But Fiorito was not the first Chicago police officer to be accused of making false DUI arrests. Two officers were previously accused of the same offense. One officer even retired early instead of face criminal charges and an investigation for allegedly making these false claims.
The Chicago Sun-Times has more reports that Officer Joe Parker, formerly honored as one of the top DUI cops in the city, exaggerated DUI arrest reports.
The paper’s Web site has some great video from a 2008 arrest of Raymond Bell.
The video shows Bell performing a number of field sobriety tests, including walk-and-turn test, the one-legged stand and the Horizontal Gaze Nystagmus test.
After reviewing the video, and the contradicting police reports by Officer Parker, prosecutors have dropped all charges against Bell.
Now, prosecutors are looking into pressing charges against Officer Bell.
And they’re considering filing criminal charges against the 59-year-old Parker, who is one of three Chicago cops whose prolific DUI-busting has now come under scrutiny. Dozens of DUI arrests by Parker alone are under review, sources say.
“There is an ongoing investigation, but we are not going to comment in further detail,” said Sally Daly, spokeswoman for Cook County State’s Attorney Anita Alvarez.
These tapes became public, and the charges were dropped, thanks to actions taken by Bell’s DUI lawyer, who subpoenaed the police department for arrest records and videos of the arrest.
In Illinois, the Cook County state’s attorney’s office has moved to dismiss dozens of DUI cases. This surprising action came after a second Chicago police officer was accused of framing drivers to boost DUI arrests.
Nearly a year ago, another Chicago police officer was charged with perjury, official misconduct and obstructing justice.
Officer John Haleas was accused of failing to follow proper procedure during a DUI arrest in 2005. It was alleged that Haleas failed to perform field sobriety tests and lied in his police report of the arrest.
Cook County prosecutors dropped more than 50 DUI cases that were products of Haleas’ DUI arrests.
Haleas was honored on three occasions by the Schaumburg-based Alliance Against Intoxicated Motorists as the officer with the most DUI arrests in Illinois. The criminal case against him is still pending.
According to the Chicago Sun Times, Officer Joe D. Parker has been given a desk job at the station while an internal police investigation of the DUI arrests he made is conducted.
Parker, 59, is a 23-year police veteran and works in the Chicago Police Department’s Traffic Enforcement Unit.

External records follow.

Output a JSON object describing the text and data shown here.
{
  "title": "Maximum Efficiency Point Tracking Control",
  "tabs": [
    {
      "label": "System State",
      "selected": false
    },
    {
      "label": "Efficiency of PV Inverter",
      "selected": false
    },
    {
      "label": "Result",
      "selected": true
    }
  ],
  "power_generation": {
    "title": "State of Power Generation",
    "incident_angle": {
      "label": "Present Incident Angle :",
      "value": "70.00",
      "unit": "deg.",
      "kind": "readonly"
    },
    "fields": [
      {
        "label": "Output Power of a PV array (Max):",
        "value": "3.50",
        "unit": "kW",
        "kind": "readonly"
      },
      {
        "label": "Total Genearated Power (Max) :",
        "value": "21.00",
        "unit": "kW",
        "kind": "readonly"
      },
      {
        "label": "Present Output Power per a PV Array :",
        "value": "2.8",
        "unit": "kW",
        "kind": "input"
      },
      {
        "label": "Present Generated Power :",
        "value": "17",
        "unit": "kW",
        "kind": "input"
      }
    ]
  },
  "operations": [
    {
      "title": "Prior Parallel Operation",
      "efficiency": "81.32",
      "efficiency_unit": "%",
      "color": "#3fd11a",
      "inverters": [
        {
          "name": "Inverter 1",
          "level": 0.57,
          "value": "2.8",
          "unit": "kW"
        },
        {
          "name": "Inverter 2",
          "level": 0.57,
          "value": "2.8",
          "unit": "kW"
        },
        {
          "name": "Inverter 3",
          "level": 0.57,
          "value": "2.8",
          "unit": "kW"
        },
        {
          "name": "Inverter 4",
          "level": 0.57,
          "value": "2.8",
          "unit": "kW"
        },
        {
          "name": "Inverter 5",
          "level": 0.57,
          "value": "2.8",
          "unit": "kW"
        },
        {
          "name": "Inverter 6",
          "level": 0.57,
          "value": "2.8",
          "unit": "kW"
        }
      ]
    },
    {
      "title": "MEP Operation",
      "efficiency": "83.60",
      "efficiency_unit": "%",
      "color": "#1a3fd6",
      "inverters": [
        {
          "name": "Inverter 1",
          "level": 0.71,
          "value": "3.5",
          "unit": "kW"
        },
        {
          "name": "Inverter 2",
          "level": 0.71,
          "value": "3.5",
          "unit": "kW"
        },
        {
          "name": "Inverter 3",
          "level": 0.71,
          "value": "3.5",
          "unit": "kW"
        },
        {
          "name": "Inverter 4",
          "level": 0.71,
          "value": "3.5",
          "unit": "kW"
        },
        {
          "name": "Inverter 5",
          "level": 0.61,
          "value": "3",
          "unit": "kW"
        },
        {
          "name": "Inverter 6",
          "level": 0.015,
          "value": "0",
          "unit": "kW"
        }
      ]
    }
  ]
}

The Cook County state’s attorney’s office is also investigating Parker.
However, this is not the first instance in which Parker has been accused of making false DUI arrests.
In 2005, Parker reportedly arrested Vanessa Davis, a well-known blues singer who suffers from multiple sclerosis, for suspicion of DUI. After the arrest, Davis suffered severe anxiety, which caused severe medical complications.
Davis filed a lawsuit against the City of Chicago for wrongful arrest. Her lawyer claimed that because of the arrest she had to be hospitalized for a few days. The city paid Davis $100,000 to settle the lawsuit.
The current investigations into Parker’s conduct began after it was noticed his account of a DUI arrest on a police report was disproved by a review of the dash cam video from his squad car.
Wayne Jackson has filed a federal lawsuit, claiming that Parker also wrongfully arrested him for DUI.
Jackson was driving home from work in 2006 when Parker pulled him over. He was given a field sobriety test and claims that he passed; however, Parker wrote on the arrest report Jackson was swaying and slurred his speech.
Jackson also says he passed a Breathalyzer test, but on the arrest report Parker indicated he had “attempted to circumvent” the machine.
Like Haleas, Parker was honored by the Schaumburg-based Alliance Against Intoxicated Motorists for making 153 DUI arrests in 2006.